Supply trade finance is a complex form of international finance related to international trade. It is used when there are buyers and sellers of goods in different countries, who use different banking systems and laws. The main reason companies use supply trade finance intermediaries is to help mitigate the risk of international trade.
So What Is It?
Supply trade finance is when a company uses a bank (usually an international bank) to facilitate the transfer of goods or services, while also facilitating the payment for said goods or services in exchange. Basically, if you’re a US-based company, you don’t want to pay for goods from China until you are guaranteed they are on their way. And for the Chinese company, you don’t want to ship goods overseas, and then not get paid. A supply trade finance account helps with this.
How Does It Work
Using the same example, the US-based company would call their bank to prepay for the goods being shipped from China. The US bank, in turn, would provide a letter of credit to the Chinese company’s Chinese bank, which would have certain stipulations. The Chinese bank would then loan the Chinese company the money to make the goods, based on the stipulations in the letter of credit.
To ensure everyone gets paid appropriately, the terms are usually that the Chinese company has to provide proof of shipping (a bill of lading) to get the funds actually wired to their bank to repay their loan.
Once the goods are shipped, the entire chain of events works in reverse, and every company and bank gets made whole by the transfer of funds and goods.
Other things that international banks focus on in supply trade finance is making sure the deal is fully completed. This could mean arranging for other trade documents as needed, especially in transit, and even insuring the goods while they are in transit.

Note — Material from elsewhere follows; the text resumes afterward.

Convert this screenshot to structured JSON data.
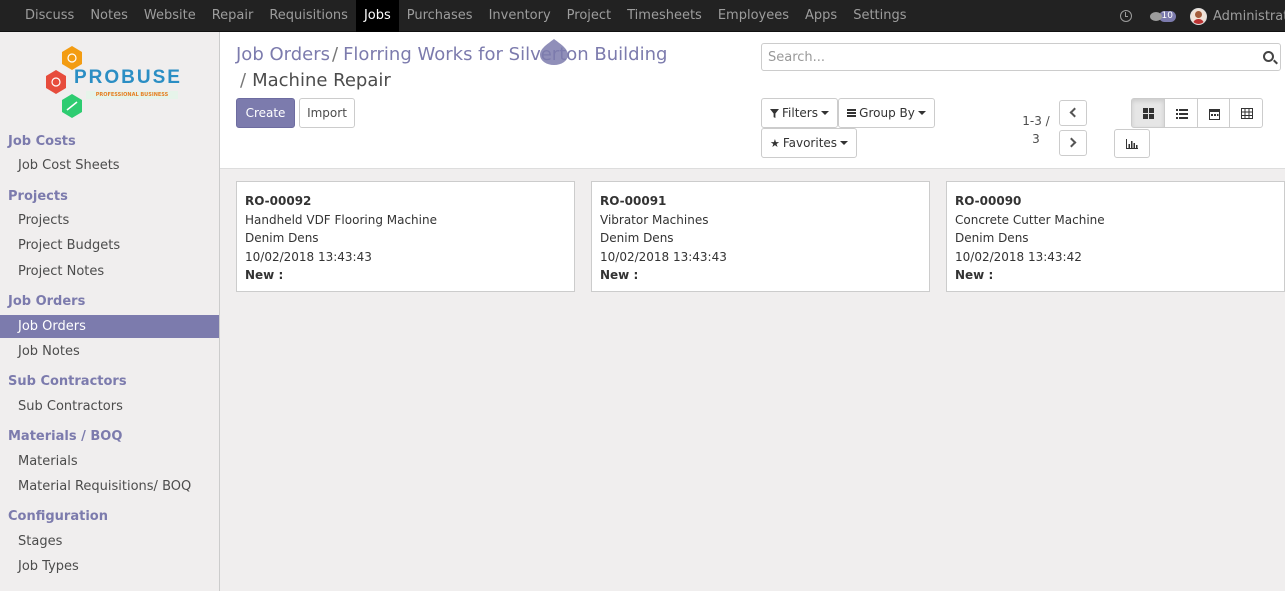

Basically, supply trade finance involves a lot of different steps in making sure that international trade can take place securely and quickly.